> [Brief]
Filter this material down to the lines that contain the string "quote", and return those lines.

> [Provided records]
--

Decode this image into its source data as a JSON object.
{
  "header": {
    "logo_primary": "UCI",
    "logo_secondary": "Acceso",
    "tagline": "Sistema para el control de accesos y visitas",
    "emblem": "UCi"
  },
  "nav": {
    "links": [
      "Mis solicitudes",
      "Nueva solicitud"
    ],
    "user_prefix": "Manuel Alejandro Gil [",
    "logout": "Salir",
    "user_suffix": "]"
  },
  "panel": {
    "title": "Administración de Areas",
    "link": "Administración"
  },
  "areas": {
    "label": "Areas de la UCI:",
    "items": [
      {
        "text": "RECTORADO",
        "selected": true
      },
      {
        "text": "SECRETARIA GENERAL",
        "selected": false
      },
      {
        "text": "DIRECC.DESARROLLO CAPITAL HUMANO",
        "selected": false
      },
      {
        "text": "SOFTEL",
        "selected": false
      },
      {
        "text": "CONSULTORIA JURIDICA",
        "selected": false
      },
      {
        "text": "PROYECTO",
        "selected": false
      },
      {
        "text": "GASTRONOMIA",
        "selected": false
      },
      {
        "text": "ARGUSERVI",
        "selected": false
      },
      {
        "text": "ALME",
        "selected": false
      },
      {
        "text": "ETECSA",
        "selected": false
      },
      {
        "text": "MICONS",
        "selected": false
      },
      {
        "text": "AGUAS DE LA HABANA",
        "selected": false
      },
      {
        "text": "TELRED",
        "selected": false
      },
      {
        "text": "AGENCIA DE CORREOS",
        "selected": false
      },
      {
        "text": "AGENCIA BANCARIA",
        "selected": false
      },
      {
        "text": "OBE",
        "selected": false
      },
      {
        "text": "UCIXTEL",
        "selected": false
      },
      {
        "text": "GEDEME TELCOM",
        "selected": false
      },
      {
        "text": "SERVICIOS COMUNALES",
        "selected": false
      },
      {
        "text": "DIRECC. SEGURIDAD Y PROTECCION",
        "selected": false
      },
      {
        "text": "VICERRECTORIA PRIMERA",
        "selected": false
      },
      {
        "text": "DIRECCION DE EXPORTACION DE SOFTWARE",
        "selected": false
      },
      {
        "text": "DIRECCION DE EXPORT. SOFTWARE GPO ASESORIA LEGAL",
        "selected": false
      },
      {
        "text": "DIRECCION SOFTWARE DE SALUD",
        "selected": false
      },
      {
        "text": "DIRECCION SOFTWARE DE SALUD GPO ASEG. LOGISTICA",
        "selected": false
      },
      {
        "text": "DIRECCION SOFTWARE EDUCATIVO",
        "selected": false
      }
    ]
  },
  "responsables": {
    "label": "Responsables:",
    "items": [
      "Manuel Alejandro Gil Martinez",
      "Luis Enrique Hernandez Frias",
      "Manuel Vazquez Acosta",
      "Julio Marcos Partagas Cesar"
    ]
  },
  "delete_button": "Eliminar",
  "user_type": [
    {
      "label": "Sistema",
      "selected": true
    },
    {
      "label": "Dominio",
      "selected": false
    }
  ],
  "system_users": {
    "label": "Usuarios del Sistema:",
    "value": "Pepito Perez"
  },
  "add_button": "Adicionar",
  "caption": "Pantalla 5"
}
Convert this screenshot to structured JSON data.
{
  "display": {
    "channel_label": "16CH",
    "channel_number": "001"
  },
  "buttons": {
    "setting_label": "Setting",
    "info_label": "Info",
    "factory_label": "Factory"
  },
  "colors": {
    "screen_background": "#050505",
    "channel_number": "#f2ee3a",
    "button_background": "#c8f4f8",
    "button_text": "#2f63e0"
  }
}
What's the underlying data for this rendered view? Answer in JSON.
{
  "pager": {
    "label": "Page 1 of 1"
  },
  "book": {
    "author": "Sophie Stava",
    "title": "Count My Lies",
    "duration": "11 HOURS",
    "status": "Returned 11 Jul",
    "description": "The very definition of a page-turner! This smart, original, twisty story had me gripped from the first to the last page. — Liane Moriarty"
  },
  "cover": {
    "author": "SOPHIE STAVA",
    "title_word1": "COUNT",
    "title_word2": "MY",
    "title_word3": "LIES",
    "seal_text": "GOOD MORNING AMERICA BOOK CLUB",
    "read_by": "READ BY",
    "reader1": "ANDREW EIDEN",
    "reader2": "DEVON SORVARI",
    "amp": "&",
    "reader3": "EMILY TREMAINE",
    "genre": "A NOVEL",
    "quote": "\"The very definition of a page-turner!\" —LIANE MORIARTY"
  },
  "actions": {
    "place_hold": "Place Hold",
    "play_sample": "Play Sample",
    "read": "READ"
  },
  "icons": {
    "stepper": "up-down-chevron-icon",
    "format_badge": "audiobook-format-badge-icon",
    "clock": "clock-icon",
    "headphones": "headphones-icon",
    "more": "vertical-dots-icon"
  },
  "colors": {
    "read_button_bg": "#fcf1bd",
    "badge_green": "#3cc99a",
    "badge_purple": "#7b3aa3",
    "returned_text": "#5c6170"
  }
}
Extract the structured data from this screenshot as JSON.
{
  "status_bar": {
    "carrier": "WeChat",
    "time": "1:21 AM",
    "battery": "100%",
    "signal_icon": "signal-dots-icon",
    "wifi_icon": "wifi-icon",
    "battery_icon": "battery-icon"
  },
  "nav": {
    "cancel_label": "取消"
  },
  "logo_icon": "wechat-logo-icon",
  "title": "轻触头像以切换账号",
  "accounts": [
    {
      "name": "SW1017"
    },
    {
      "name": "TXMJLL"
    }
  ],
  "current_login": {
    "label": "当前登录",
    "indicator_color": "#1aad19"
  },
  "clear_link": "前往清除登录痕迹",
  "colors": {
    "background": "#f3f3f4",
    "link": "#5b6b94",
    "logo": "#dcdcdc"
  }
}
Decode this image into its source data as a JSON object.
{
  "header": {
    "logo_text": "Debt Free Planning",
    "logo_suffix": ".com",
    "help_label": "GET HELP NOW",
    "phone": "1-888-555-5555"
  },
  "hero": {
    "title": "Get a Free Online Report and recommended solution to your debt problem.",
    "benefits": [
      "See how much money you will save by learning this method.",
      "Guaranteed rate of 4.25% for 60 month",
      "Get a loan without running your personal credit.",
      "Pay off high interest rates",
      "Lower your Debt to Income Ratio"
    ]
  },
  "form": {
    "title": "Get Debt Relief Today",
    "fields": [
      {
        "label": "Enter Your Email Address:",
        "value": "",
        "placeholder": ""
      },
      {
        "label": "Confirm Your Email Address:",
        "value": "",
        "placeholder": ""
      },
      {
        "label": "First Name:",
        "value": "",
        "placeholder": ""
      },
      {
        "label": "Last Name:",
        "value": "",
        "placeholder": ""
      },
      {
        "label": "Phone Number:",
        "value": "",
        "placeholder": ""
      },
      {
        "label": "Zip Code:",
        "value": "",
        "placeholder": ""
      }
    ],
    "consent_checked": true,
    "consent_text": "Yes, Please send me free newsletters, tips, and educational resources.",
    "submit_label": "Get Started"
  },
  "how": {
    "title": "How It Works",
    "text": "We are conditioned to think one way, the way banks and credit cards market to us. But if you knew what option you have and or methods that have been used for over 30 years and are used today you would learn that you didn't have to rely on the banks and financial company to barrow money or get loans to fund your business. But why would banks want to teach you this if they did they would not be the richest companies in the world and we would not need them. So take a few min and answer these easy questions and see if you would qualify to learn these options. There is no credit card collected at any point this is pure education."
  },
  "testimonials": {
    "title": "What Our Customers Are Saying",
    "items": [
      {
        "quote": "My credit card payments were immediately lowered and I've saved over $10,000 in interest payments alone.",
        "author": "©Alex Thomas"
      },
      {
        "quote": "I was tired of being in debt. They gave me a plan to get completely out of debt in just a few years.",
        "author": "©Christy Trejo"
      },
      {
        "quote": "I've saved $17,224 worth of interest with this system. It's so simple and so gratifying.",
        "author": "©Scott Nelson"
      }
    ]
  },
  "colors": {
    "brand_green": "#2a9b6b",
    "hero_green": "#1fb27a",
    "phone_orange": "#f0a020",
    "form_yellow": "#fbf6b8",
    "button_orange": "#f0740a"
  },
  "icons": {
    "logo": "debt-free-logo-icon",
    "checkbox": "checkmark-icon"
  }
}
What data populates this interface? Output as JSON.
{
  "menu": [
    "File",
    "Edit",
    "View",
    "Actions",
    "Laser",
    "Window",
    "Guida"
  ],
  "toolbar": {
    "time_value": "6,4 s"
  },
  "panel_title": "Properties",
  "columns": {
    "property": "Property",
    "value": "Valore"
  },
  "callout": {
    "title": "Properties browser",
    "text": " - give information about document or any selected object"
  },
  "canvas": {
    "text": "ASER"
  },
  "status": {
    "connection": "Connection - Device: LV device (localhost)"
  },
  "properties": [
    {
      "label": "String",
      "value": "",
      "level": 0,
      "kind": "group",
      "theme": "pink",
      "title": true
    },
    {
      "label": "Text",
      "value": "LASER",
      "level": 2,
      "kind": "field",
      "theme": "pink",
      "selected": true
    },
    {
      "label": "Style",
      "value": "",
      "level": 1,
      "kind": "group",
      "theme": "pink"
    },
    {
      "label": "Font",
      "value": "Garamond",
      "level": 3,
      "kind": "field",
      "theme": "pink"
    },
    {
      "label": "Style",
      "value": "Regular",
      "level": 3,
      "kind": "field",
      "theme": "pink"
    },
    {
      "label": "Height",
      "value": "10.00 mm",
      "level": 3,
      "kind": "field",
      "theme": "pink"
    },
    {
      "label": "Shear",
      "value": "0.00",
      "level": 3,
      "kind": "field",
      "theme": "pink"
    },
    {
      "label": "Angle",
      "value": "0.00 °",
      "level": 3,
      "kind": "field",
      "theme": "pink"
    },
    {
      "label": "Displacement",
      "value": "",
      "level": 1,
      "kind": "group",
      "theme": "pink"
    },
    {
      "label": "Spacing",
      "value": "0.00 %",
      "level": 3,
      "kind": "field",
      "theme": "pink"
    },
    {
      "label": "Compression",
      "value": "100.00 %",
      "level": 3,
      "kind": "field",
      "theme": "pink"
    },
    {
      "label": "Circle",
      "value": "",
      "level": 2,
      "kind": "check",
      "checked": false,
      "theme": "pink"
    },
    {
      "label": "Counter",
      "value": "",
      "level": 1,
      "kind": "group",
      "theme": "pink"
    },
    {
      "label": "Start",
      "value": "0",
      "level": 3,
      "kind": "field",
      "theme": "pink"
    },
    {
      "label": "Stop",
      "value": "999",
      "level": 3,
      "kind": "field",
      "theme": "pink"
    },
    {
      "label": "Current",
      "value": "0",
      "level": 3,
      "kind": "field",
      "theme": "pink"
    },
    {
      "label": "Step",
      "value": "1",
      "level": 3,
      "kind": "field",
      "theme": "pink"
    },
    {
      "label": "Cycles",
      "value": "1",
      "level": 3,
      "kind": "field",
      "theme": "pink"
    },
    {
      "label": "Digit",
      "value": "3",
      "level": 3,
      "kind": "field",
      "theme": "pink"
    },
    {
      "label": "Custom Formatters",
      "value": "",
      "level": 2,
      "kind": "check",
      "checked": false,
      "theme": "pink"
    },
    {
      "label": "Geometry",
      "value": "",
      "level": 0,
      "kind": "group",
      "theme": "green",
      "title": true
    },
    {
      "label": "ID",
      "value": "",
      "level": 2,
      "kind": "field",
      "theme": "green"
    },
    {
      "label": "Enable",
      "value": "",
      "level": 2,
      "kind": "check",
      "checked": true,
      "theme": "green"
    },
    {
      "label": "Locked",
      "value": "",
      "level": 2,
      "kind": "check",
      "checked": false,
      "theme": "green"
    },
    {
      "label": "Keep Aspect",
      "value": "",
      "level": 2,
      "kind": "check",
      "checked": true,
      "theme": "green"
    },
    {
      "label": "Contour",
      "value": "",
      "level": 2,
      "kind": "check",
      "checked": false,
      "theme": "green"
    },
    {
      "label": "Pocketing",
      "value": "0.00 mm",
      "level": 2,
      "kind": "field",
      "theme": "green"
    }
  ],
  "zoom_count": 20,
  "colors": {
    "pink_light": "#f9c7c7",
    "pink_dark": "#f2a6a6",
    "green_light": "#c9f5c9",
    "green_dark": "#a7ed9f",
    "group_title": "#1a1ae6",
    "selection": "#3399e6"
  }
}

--

> [Written response]
    "quote": "\"The very definition of a page-turner!\" —LIANE MORIARTY"
        "quote": "My credit card payments were immediately lowered and I've saved over $10,000 in interest payments alone.",
        "quote": "I was tired of being in debt. They gave me a plan to get completely out of debt in just a few years.",
        "quote": "I've saved $17,224 worth of interest with this system. It's so simple and so gratifying.",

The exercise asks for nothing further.